::: Provided records
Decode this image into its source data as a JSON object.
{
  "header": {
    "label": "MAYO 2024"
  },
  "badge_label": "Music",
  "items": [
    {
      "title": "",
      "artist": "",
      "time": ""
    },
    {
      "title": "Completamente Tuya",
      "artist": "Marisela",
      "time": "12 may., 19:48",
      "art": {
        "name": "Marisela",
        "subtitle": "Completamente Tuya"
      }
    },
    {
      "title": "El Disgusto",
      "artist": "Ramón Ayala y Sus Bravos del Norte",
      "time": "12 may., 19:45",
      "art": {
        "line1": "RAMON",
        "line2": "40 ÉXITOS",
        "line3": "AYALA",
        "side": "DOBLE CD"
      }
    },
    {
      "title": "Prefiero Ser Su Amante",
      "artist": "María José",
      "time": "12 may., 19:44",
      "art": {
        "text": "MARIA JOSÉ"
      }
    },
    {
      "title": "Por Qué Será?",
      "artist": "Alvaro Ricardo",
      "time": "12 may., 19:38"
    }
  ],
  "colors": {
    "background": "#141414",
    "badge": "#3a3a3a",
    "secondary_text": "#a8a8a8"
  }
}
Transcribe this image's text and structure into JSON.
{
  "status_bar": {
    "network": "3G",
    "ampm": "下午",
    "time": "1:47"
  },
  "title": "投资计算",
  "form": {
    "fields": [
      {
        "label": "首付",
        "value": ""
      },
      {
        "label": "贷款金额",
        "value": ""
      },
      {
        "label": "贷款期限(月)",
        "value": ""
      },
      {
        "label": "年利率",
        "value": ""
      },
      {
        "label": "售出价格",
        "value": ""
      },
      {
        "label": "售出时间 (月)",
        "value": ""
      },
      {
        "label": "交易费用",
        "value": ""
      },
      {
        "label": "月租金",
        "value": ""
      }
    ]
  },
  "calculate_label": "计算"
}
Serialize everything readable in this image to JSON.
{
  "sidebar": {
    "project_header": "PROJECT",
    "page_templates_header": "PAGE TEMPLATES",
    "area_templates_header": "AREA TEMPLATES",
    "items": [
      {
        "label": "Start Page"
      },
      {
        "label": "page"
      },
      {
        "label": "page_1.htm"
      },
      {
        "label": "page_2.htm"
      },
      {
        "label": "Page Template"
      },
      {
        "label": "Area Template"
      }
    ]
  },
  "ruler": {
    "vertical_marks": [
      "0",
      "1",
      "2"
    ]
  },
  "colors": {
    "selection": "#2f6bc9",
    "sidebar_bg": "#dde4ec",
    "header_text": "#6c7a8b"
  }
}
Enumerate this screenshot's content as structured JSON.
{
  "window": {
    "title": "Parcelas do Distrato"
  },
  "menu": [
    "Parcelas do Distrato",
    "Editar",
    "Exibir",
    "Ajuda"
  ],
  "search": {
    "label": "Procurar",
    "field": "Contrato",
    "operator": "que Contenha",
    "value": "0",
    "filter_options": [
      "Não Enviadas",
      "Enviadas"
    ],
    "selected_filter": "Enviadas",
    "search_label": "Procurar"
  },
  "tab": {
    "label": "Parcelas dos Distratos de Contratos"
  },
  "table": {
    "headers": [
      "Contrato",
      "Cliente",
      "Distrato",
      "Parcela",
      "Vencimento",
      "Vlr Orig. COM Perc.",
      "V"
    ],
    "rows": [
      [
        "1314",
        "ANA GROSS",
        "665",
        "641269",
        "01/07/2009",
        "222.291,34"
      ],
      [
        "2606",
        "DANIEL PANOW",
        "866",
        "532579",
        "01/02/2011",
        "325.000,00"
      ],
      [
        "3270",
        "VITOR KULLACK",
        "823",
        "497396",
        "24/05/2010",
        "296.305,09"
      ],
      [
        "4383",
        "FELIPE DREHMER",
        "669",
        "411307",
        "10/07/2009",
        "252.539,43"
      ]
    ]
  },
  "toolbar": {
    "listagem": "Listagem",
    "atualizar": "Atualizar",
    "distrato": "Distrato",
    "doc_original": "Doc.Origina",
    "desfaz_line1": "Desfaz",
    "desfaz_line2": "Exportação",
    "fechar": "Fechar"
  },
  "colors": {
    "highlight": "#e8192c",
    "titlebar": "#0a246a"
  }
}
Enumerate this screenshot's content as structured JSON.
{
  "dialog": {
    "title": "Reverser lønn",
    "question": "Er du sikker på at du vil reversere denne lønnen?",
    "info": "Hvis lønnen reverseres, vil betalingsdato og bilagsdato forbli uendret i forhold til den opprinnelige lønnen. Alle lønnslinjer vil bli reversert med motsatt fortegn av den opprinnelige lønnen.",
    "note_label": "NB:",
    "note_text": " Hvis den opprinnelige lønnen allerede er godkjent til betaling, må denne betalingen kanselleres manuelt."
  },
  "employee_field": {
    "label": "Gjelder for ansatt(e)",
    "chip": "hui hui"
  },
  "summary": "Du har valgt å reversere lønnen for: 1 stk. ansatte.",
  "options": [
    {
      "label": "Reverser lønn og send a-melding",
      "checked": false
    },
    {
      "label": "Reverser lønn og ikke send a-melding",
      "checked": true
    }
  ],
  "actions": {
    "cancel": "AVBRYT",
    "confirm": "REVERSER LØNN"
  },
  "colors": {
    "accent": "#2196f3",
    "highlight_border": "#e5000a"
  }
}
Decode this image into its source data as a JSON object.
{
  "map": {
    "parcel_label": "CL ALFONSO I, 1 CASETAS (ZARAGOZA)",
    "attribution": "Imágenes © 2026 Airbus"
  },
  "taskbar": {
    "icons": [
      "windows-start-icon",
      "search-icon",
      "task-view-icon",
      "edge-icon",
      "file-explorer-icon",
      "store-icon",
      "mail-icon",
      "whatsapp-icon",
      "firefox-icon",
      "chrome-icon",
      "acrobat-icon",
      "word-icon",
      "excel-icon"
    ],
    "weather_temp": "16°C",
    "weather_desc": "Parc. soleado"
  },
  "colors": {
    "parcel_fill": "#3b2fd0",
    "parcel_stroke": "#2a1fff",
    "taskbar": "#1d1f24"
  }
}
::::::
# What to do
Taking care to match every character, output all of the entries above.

# Task solution
Decode this image into its source data as a JSON object.
{
  "header": {
    "label": "MAYO 2024"
  },
  "badge_label": "Music",
  "items": [
    {
      "title": "",
      "artist": "",
      "time": ""
    },
    {
      "title": "Completamente Tuya",
      "artist": "Marisela",
      "time": "12 may., 19:48",
      "art": {
        "name": "Marisela",
        "subtitle": "Completamente Tuya"
      }
    },
    {
      "title": "El Disgusto",
      "artist": "Ramón Ayala y Sus Bravos del Norte",
      "time": "12 may., 19:45",
      "art": {
        "line1": "RAMON",
        "line2": "40 ÉXITOS",
        "line3": "AYALA",
        "side": "DOBLE CD"
      }
    },
    {
      "title": "Prefiero Ser Su Amante",
      "artist": "María José",
      "time": "12 may., 19:44",
      "art": {
        "text": "MARIA JOSÉ"
      }
    },
    {
      "title": "Por Qué Será?",
      "artist": "Alvaro Ricardo",
      "time": "12 may., 19:38"
    }
  ],
  "colors": {
    "background": "#141414",
    "badge": "#3a3a3a",
    "secondary_text": "#a8a8a8"
  }
}
Transcribe this image's text and structure into JSON.
{
  "status_bar": {
    "network": "3G",
    "ampm": "下午",
    "time": "1:47"
  },
  "title": "投资计算",
  "form": {
    "fields": [
      {
        "label": "首付",
        "value": ""
      },
      {
        "label": "贷款金额",
        "value": ""
      },
      {
        "label": "贷款期限(月)",
        "value": ""
      },
      {
        "label": "年利率",
        "value": ""
      },
      {
        "label": "售出价格",
        "value": ""
      },
      {
        "label": "售出时间 (月)",
        "value": ""
      },
      {
        "label": "交易费用",
        "value": ""
      },
      {
        "label": "月租金",
        "value": ""
      }
    ]
  },
  "calculate_label": "计算"
}
Serialize everything readable in this image to JSON.
{
  "sidebar": {
    "project_header": "PROJECT",
    "page_templates_header": "PAGE TEMPLATES",
    "area_templates_header": "AREA TEMPLATES",
    "items": [
      {
        "label": "Start Page"
      },
      {
        "label": "page"
      },
      {
        "label": "page_1.htm"
      },
      {
        "label": "page_2.htm"
      },
      {
        "label": "Page Template"
      },
      {
        "label": "Area Template"
      }
    ]
  },
  "ruler": {
    "vertical_marks": [
      "0",
      "1",
      "2"
    ]
  },
  "colors": {
    "selection": "#2f6bc9",
    "sidebar_bg": "#dde4ec",
    "header_text": "#6c7a8b"
  }
}
Enumerate this screenshot's content as structured JSON.
{
  "window": {
    "title": "Parcelas do Distrato"
  },
  "menu": [
    "Parcelas do Distrato",
    "Editar",
    "Exibir",
    "Ajuda"
  ],
  "search": {
    "label": "Procurar",
    "field": "Contrato",
    "operator": "que Contenha",
    "value": "0",
    "filter_options": [
      "Não Enviadas",
      "Enviadas"
    ],
    "selected_filter": "Enviadas",
    "search_label": "Procurar"
  },
  "tab": {
    "label": "Parcelas dos Distratos de Contratos"
  },
  "table": {
    "headers": [
      "Contrato",
      "Cliente",
      "Distrato",
      "Parcela",
      "Vencimento",
      "Vlr Orig. COM Perc.",
      "V"
    ],
    "rows": [
      [
        "1314",
        "ANA GROSS",
        "665",
        "641269",
        "01/07/2009",
        "222.291,34"
      ],
      [
        "2606",
        "DANIEL PANOW",
        "866",
        "532579",
        "01/02/2011",
        "325.000,00"
      ],
      [
        "3270",
        "VITOR KULLACK",
        "823",
        "497396",
        "24/05/2010",
        "296.305,09"
      ],
      [
        "4383",
        "FELIPE DREHMER",
        "669",
        "411307",
        "10/07/2009",
        "252.539,43"
      ]
    ]
  },
  "toolbar": {
    "listagem": "Listagem",
    "atualizar": "Atualizar",
    "distrato": "Distrato",
    "doc_original": "Doc.Origina",
    "desfaz_line1": "Desfaz",
    "desfaz_line2": "Exportação",
    "fechar": "Fechar"
  },
  "colors": {
    "highlight": "#e8192c",
    "titlebar": "#0a246a"
  }
}
Enumerate this screenshot's content as structured JSON.
{
  "dialog": {
    "title": "Reverser lønn",
    "question": "Er du sikker på at du vil reversere denne lønnen?",
    "info": "Hvis lønnen reverseres, vil betalingsdato og bilagsdato forbli uendret i forhold til den opprinnelige lønnen. Alle lønnslinjer vil bli reversert med motsatt fortegn av den opprinnelige lønnen.",
    "note_label": "NB:",
    "note_text": " Hvis den opprinnelige lønnen allerede er godkjent til betaling, må denne betalingen kanselleres manuelt."
  },
  "employee_field": {
    "label": "Gjelder for ansatt(e)",
    "chip": "hui hui"
  },
  "summary": "Du har valgt å reversere lønnen for: 1 stk. ansatte.",
  "options": [
    {
      "label": "Reverser lønn og send a-melding",
      "checked": false
    },
    {
      "label": "Reverser lønn og ikke send a-melding",
      "checked": true
    }
  ],
  "actions": {
    "cancel": "AVBRYT",
    "confirm": "REVERSER LØNN"
  },
  "colors": {
    "accent": "#2196f3",
    "highlight_border": "#e5000a"
  }
}
Decode this image into its source data as a JSON object.
{
  "map": {
    "parcel_label": "CL ALFONSO I, 1 CASETAS (ZARAGOZA)",
    "attribution": "Imágenes © 2026 Airbus"
  },
  "taskbar": {
    "icons": [
      "windows-start-icon",
      "search-icon",
      "task-view-icon",
      "edge-icon",
      "file-explorer-icon",
      "store-icon",
      "mail-icon",
      "whatsapp-icon",
      "firefox-icon",
      "chrome-icon",
      "acrobat-icon",
      "word-icon",
      "excel-icon"
    ],
    "weather_temp": "16°C",
    "weather_desc": "Parc. soleado"
  },
  "colors": {
    "parcel_fill": "#3b2fd0",
    "parcel_stroke": "#2a1fff",
    "taskbar": "#1d1f24"
  }
}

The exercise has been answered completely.